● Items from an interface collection
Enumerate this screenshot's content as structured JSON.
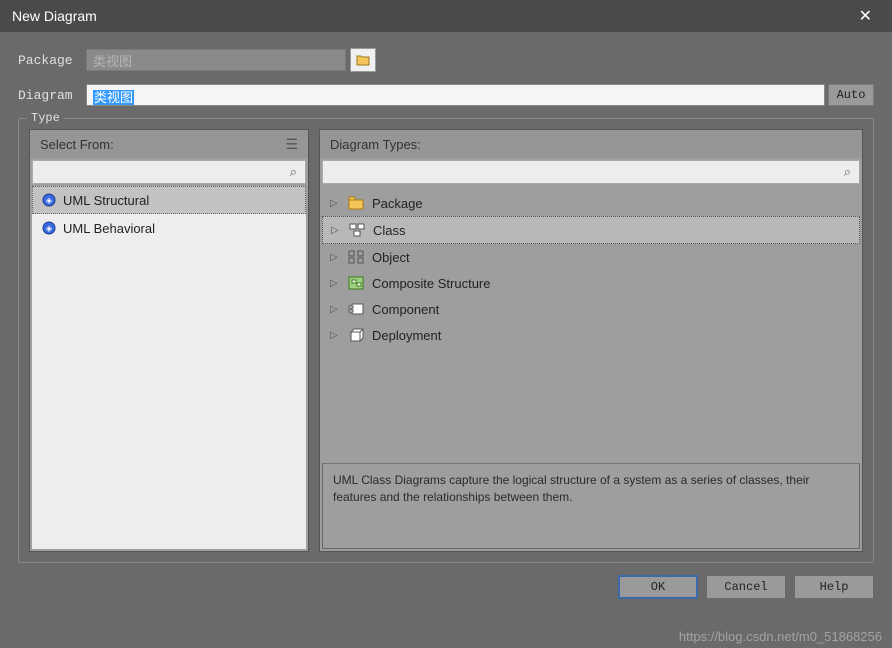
{
  "title": "New Diagram",
  "fields": {
    "package_label": "Package",
    "package_value": "类视图",
    "diagram_label": "Diagram",
    "diagram_value": "类视图",
    "auto_label": "Auto"
  },
  "type_group": {
    "legend": "Type",
    "select_from_header": "Select From:",
    "diagram_types_header": "Diagram Types:",
    "left_items": [
      {
        "label": "UML Structural",
        "selected": true
      },
      {
        "label": "UML Behavioral",
        "selected": false
      }
    ],
    "right_items": [
      {
        "label": "Package",
        "icon": "package",
        "selected": false
      },
      {
        "label": "Class",
        "icon": "class",
        "selected": true
      },
      {
        "label": "Object",
        "icon": "object",
        "selected": false
      },
      {
        "label": "Composite Structure",
        "icon": "composite",
        "selected": false
      },
      {
        "label": "Component",
        "icon": "component",
        "selected": false
      },
      {
        "label": "Deployment",
        "icon": "deployment",
        "selected": false
      }
    ],
    "description": "UML Class Diagrams capture the logical structure of a system as a series of classes, their features and the relationships between them."
  },
  "buttons": {
    "ok": "OK",
    "cancel": "Cancel",
    "help": "Help"
  },
  "watermark": "https://blog.csdn.net/m0_51868256"
}
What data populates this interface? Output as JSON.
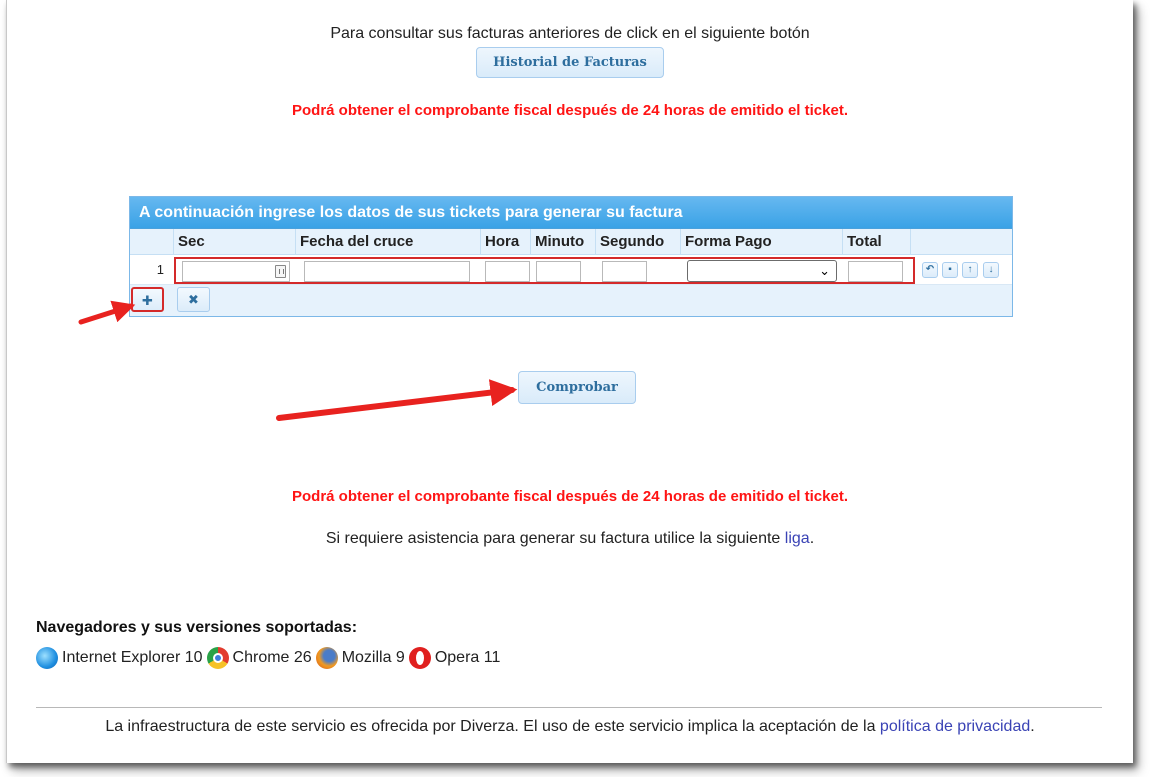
{
  "intro": {
    "text": "Para consultar sus facturas anteriores de click en el siguiente botón"
  },
  "historial_button": {
    "label": "Historial de Facturas"
  },
  "warning_text": "Podrá obtener el comprobante fiscal después de 24 horas de emitido el ticket.",
  "grid": {
    "caption": "A continuación ingrese los datos de sus tickets para generar su factura",
    "columns": [
      "Sec",
      "Fecha del cruce",
      "Hora",
      "Minuto",
      "Segundo",
      "Forma Pago",
      "Total"
    ],
    "rows": [
      {
        "row_number": "1",
        "sec": "",
        "fecha": "",
        "hora": "",
        "minuto": "",
        "segundo": "",
        "forma_pago": "",
        "total": ""
      }
    ],
    "row_actions": [
      "undo-icon",
      "trash-icon",
      "arrow-up-icon",
      "arrow-down-icon"
    ],
    "pager": {
      "add_icon": "plus-icon",
      "delete_icon": "x-icon"
    }
  },
  "comprobar_button": {
    "label": "Comprobar"
  },
  "assist": {
    "prefix": "Si requiere asistencia para generar su factura utilice la siguiente",
    "link": "liga",
    "suffix": "."
  },
  "browsers": {
    "title": "Navegadores y sus versiones soportadas:",
    "items": [
      {
        "icon": "internet-explorer-icon",
        "name": "Internet Explorer 10"
      },
      {
        "icon": "chrome-icon",
        "name": "Chrome 26"
      },
      {
        "icon": "firefox-icon",
        "name": "Mozilla 9"
      },
      {
        "icon": "opera-icon",
        "name": "Opera 11"
      }
    ]
  },
  "footer": {
    "text": "La infraestructura de este servicio es ofrecida por Diverza. El uso de este servicio implica la aceptación de la",
    "link": "política de privacidad",
    "suffix": "."
  },
  "colors": {
    "warning": "#ff1414",
    "grid_header": "#3aa2e6",
    "button_text": "#2e6e9e",
    "annotation_red": "#d42a2a",
    "link": "#3a43b5"
  }
}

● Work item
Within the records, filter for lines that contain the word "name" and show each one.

● Task output
        "name": "Internet Explorer 10"
        "name": "Chrome 26"
        "name": "Mozilla 9"
        "name": "Opera 11"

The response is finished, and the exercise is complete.